The Last Super is an example of golden ratio in artSome mathematicians have scrutinized the masterpieces of Leonardo da Vinci and found that he used the golden ratio extensively in his work. In The Last Supper (1495-1498), for instance, the hands of Jesus are placed at the golden mean of half of the height of the painting. Some have calculated that the dimensions of the room and the table in the composition also follow the golden ratio.

Meanwhile, in The Annunciation (1472-1475), the ratio of the wall of the courtyard to the top and bottom of the composition is equal to the golden ratio. The emblems on the table are also in golden ratio to the width of the table.


In The School of Athens (1509-1511) by the Italian Renaissance painter Raphael, there is a small golden rectangle in the middle.

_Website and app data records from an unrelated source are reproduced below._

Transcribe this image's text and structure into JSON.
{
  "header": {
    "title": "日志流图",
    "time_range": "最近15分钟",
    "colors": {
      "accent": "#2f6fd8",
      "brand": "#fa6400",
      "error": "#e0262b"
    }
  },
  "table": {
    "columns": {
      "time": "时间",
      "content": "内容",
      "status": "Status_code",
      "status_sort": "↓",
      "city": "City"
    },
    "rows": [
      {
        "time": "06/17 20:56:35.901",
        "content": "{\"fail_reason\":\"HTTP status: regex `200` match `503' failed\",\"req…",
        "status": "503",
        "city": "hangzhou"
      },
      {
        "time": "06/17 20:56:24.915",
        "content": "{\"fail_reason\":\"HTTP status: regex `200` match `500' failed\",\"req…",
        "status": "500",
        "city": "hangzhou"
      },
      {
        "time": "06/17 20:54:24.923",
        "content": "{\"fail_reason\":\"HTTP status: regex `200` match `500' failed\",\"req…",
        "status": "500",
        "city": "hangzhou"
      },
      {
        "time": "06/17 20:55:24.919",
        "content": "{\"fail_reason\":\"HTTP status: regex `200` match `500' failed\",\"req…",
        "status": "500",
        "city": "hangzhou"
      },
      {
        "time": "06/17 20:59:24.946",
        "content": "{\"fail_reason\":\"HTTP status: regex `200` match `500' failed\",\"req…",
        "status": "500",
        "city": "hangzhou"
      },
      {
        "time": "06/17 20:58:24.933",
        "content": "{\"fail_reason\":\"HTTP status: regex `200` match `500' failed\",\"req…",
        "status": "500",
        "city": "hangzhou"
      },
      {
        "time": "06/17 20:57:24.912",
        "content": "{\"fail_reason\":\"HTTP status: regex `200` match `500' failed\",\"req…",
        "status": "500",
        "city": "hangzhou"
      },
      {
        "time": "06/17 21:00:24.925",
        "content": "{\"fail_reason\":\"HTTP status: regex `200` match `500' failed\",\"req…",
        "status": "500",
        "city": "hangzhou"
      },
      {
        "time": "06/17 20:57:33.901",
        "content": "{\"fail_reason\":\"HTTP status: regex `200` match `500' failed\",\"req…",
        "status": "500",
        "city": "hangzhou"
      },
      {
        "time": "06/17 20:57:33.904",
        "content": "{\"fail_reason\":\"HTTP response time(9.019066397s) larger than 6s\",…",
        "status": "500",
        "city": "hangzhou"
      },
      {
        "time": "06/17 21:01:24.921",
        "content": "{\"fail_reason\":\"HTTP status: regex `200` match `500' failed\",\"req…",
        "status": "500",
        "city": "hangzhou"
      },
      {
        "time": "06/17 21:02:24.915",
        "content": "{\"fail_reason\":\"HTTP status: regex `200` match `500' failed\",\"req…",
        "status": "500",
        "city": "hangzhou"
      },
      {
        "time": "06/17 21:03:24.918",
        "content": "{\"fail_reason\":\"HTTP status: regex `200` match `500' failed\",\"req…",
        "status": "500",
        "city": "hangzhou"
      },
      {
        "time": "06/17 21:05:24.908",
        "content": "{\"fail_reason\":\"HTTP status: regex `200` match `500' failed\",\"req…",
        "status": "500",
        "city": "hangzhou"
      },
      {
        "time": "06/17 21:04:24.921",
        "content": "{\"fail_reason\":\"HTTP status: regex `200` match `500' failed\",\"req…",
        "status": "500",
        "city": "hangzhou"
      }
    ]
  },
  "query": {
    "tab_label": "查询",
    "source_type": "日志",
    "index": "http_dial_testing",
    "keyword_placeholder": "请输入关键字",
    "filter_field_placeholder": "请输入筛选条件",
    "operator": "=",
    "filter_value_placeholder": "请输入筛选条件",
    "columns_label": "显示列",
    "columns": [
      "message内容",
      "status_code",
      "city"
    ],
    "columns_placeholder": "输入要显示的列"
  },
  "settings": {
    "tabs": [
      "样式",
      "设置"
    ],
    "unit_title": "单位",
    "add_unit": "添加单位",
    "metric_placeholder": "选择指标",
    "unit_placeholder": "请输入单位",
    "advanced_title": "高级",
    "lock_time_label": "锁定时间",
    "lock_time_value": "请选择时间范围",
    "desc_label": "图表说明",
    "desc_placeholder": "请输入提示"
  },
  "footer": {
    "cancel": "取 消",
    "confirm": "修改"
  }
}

The ratio of the height and width of the rectangle is equal to the golden ratio. The golden mean is also evident throughout the painting, in the columns, arches, stairs, and some decorative elements.

Georges Seurat

Neo-Impressionist master Georges Seurat may have used the golden ratio to organize some of his compositions, including the Bathers at Asnières (1884), where it defines the horizon, balances the scene, and places some of the subjects and points of interest. In Bridge at Courbevoie (1887), the horizon, the mast, and the jetty all seem to have been positioned using the golden ratio.

Edward Burne Jones

The Golden Stairs (1876-1880) is one of the best examples of the use of the golden ratio in paintings. Here, the golden ratio appears over and over again in the stairs. It’s also in the proportions of the women’s dresses and in the rings of the trumpet carried by one of the women.

Salvador Dali

The Sacrament of the Last Supper (1955) by the Surrealist artist Salvador Dali is another prime example of a painting suffused with the golden ratio. Here, the dimensions of the composition follow the golden ratio as does the dodecahedron dominating the background.

The golden ratio can also be found in the edges of the ceiling and the location of the two disciples flanking Jesus Christ. The position of the table is in golden ratio to the height of the painting.

There are many reasons for the use of the golden ratio in art. It helps balance the weight of the artwork and makes the composition instantly appealing to the viewer. Even when we don’t know that the proportions between the elements of an artwork follow the golden ratio, we’re immediately attracted to that work.


Leave a comment: